## Task objective
Using the records below, copy every line that holds the string "Library".

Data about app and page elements
===============
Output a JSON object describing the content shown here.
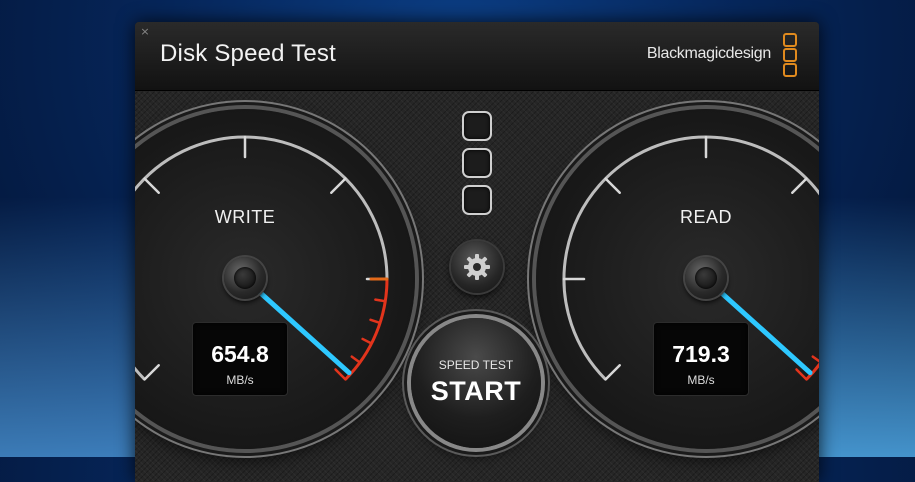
{
  "window": {
    "title": "Disk Speed Test",
    "close_icon": "×",
    "brand": "Blackmagicdesign",
    "brand_color": "#e08a1e"
  },
  "gauges": {
    "write": {
      "label": "WRITE",
      "value": "654.8",
      "unit": "MB/s"
    },
    "read": {
      "label": "READ",
      "value": "719.3",
      "unit": "MB/s"
    }
  },
  "start_button": {
    "top_label": "SPEED TEST",
    "main_label": "START"
  },
  "icons": {
    "close": "close-icon",
    "settings": "gear-icon",
    "brand_logo": "blackmagic-logo-icon",
    "target_slots": "drive-slot-icon"
  },
  "colors": {
    "needle": "#2ec8ff",
    "redline": "#e2341c",
    "redline_orange": "#e36a1a"
  }
}
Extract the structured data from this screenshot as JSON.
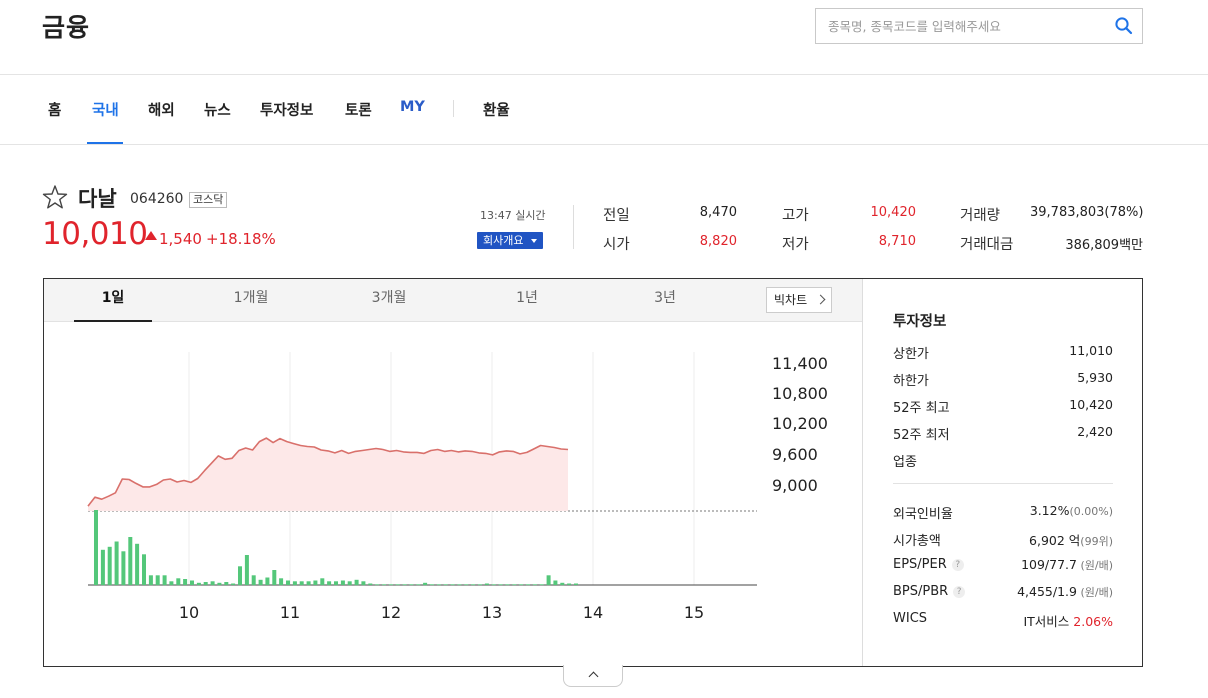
{
  "header": {
    "title": "금융",
    "search_placeholder": "종목명, 종목코드를 입력해주세요"
  },
  "nav": {
    "items": [
      "홈",
      "국내",
      "해외",
      "뉴스",
      "투자정보",
      "토론",
      "MY",
      "환율"
    ],
    "active_index": 1
  },
  "stock": {
    "name": "다날",
    "code": "064260",
    "market": "코스닥",
    "price": "10,010",
    "change": "1,540",
    "change_pct": "+18.18%",
    "time_label": "13:47 실시간",
    "company_button": "회사개요"
  },
  "summary": [
    {
      "label": "전일",
      "value": "8,470",
      "color": "normal"
    },
    {
      "label": "시가",
      "value": "8,820",
      "color": "red"
    },
    {
      "label": "고가",
      "value": "10,420",
      "color": "red"
    },
    {
      "label": "저가",
      "value": "8,710",
      "color": "red"
    },
    {
      "label": "거래량",
      "value": "39,783,803(78%)",
      "color": "normal"
    },
    {
      "label": "거래대금",
      "value": "386,809백만",
      "color": "normal"
    }
  ],
  "chart_tabs": [
    "1일",
    "1개월",
    "3개월",
    "1년",
    "3년"
  ],
  "chart_tab_active": 0,
  "big_chart_label": "빅차트",
  "chart_data": {
    "type": "area",
    "x_ticks": [
      "10",
      "11",
      "12",
      "13",
      "14",
      "15"
    ],
    "y_ticks": [
      "11,400",
      "10,800",
      "10,200",
      "9,600",
      "9,000"
    ],
    "ylim": [
      8470,
      11700
    ],
    "prev_close": 8470,
    "price_series": [
      8570,
      8750,
      8710,
      8770,
      8840,
      9120,
      9110,
      9030,
      8960,
      8960,
      9010,
      9100,
      9120,
      9060,
      9090,
      9050,
      9130,
      9290,
      9440,
      9590,
      9520,
      9540,
      9700,
      9750,
      9710,
      9880,
      9950,
      9860,
      9940,
      9880,
      9840,
      9800,
      9780,
      9770,
      9710,
      9690,
      9650,
      9700,
      9640,
      9680,
      9700,
      9720,
      9740,
      9720,
      9680,
      9700,
      9670,
      9660,
      9660,
      9640,
      9700,
      9720,
      9680,
      9700,
      9670,
      9690,
      9680,
      9650,
      9640,
      9610,
      9670,
      9690,
      9680,
      9630,
      9660,
      9730,
      9800,
      9780,
      9760,
      9730,
      9720
    ],
    "volume_series": [
      100,
      47,
      51,
      58,
      45,
      64,
      55,
      41,
      13,
      13,
      13,
      5,
      9,
      8,
      6,
      3,
      4,
      5,
      3,
      4,
      2,
      25,
      40,
      13,
      7,
      10,
      20,
      9,
      6,
      5,
      5,
      5,
      6,
      9,
      5,
      5,
      6,
      5,
      7,
      5,
      2,
      1,
      1,
      1,
      1,
      1,
      1,
      1,
      3,
      1,
      1,
      1,
      1,
      1,
      1,
      1,
      1,
      2,
      1,
      1,
      1,
      1,
      1,
      1,
      1,
      1,
      13,
      6,
      3,
      2,
      2
    ]
  },
  "invest_info": {
    "title": "투자정보",
    "rows": [
      {
        "label": "상한가",
        "value": "11,010",
        "color": "red"
      },
      {
        "label": "하한가",
        "value": "5,930",
        "color": "blue"
      },
      {
        "label": "52주 최고",
        "value": "10,420",
        "color": "normal"
      },
      {
        "label": "52주 최저",
        "value": "2,420",
        "color": "normal"
      },
      {
        "label": "업종",
        "value": "",
        "color": "normal"
      }
    ],
    "rows2": [
      {
        "label": "외국인비율",
        "value": "3.12%",
        "sub": "(0.00%)",
        "help": false
      },
      {
        "label": "시가총액",
        "value": "6,902 억",
        "sub": "(99위)",
        "help": false
      },
      {
        "label": "EPS/PER",
        "value": "109/77.7",
        "sub": " (원/배)",
        "help": true
      },
      {
        "label": "BPS/PBR",
        "value": "4,455/1.9",
        "sub": " (원/배)",
        "help": true
      },
      {
        "label": "WICS",
        "value": "IT서비스",
        "pct": " 2.06%",
        "help": false
      }
    ]
  }
}
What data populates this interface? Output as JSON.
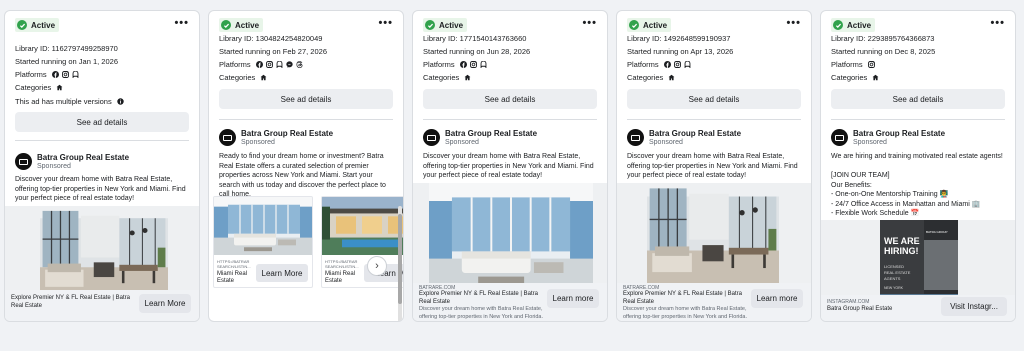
{
  "common": {
    "status": "Active",
    "more": "•••",
    "platforms_label": "Platforms",
    "categories_label": "Categories",
    "see_details": "See ad details",
    "brand": "Batra Group Real Estate",
    "sponsored": "Sponsored"
  },
  "cards": [
    {
      "library_id": "Library ID: 1162797499258970",
      "started": "Started running on Jan 1, 2026",
      "platforms": [
        "facebook-icon",
        "instagram-icon",
        "messenger-icon"
      ],
      "note": "This ad has multiple versions",
      "body": "Discover your dream home with Batra Real Estate, offering top-tier properties in New York and Miami. Find your perfect piece of real estate today!",
      "footer_title": "Explore Premier NY & FL Real Estate | Batra Real Estate",
      "cta": "Learn More"
    },
    {
      "library_id": "Library ID: 1304824254820049",
      "started": "Started running on Feb 27, 2026",
      "platforms": [
        "facebook-icon",
        "instagram-icon",
        "audience-network-icon",
        "messenger-icon",
        "threads-icon"
      ],
      "body": "Ready to find your dream home or investment? Batra Real Estate offers a curated selection of premier properties across New York and Miami. Start your search with us today and discover the perfect place to call home.",
      "carousel": [
        {
          "url": "HTTPS://BATRAR\nSEARCH/LISTIN...",
          "name": "Miami Real\nEstate",
          "cta": "Learn More"
        },
        {
          "url": "HTTPS://BATRAR\nSEARCH/LISTIN...",
          "name": "Miami Real\nEstate",
          "cta": "Learn M"
        }
      ]
    },
    {
      "library_id": "Library ID: 1771540143763660",
      "started": "Started running on Jun 28, 2026",
      "platforms": [
        "facebook-icon",
        "instagram-icon",
        "messenger-icon"
      ],
      "body": "Discover your dream home with Batra Real Estate, offering top-tier properties in New York and Miami. Find your perfect piece of real estate today!",
      "footer_domain": "BATRARE.COM",
      "footer_title": "Explore Premier NY & FL Real Estate | Batra Real Estate",
      "footer_desc": "Discover your dream home with Batra Real Estate, offering top-tier properties in New York and Florida. Fin...",
      "cta": "Learn more"
    },
    {
      "library_id": "Library ID: 1492648599190937",
      "started": "Started running on Apr 13, 2026",
      "platforms": [
        "facebook-icon",
        "instagram-icon",
        "messenger-icon"
      ],
      "body": "Discover your dream home with Batra Real Estate, offering top-tier properties in New York and Miami. Find your perfect piece of real estate today!",
      "footer_domain": "BATRARE.COM",
      "footer_title": "Explore Premier NY & FL Real Estate | Batra Real Estate",
      "footer_desc": "Discover your dream home with Batra Real Estate, offering top-tier properties in New York and Florida. Fin...",
      "cta": "Learn more"
    },
    {
      "library_id": "Library ID: 2293895764366873",
      "started": "Started running on Dec 8, 2025",
      "platforms": [
        "instagram-icon"
      ],
      "body": "We are hiring and training motivated real estate agents!\n\n[JOIN OUR TEAM]\nOur Benefits:\n- One-on-One Mentorship Training 👨‍🏫\n- 24/7 Office Access in Manhattan and Miami 🏢\n- Flexible Work Schedule 📅",
      "hiring": {
        "headline": "WE ARE\nHIRING!",
        "sub": "LICENSED\nREAL ESTATE\nAGENTS",
        "city": "NEW YORK",
        "logo": "BATRA GROUP"
      },
      "footer_domain": "INSTAGRAM.COM",
      "footer_title": "Batra Group Real Estate",
      "cta": "Visit Instagr..."
    }
  ],
  "colors": {
    "active_green": "#31a24c",
    "button_gray": "#e4e6eb",
    "page_bg": "#f0f2f5"
  }
}
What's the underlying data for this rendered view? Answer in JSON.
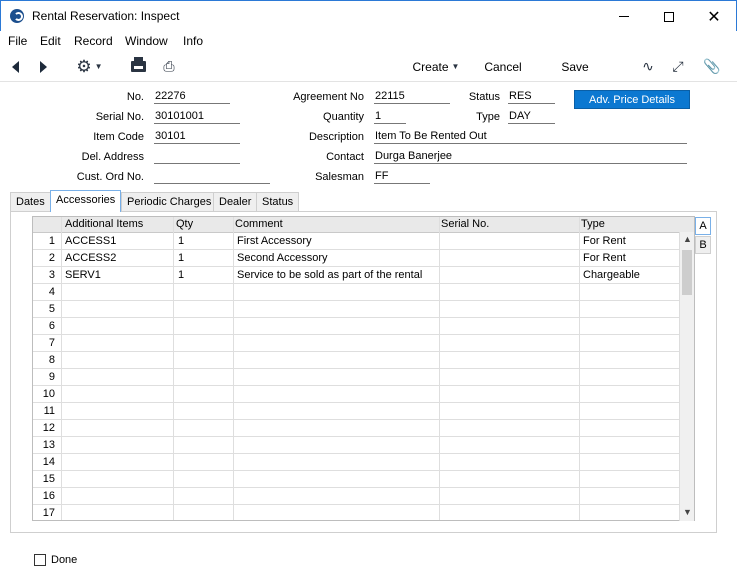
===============
## Solved problem
      "library_id": "Library ID: 1162797499258970",
      "library_id": "Library ID: 1304824254820049",
      "library_id": "Library ID: 1771540143763660",
      "library_id": "Library ID: 1492648599190937",
      "library_id": "Library ID: 2293895764366873",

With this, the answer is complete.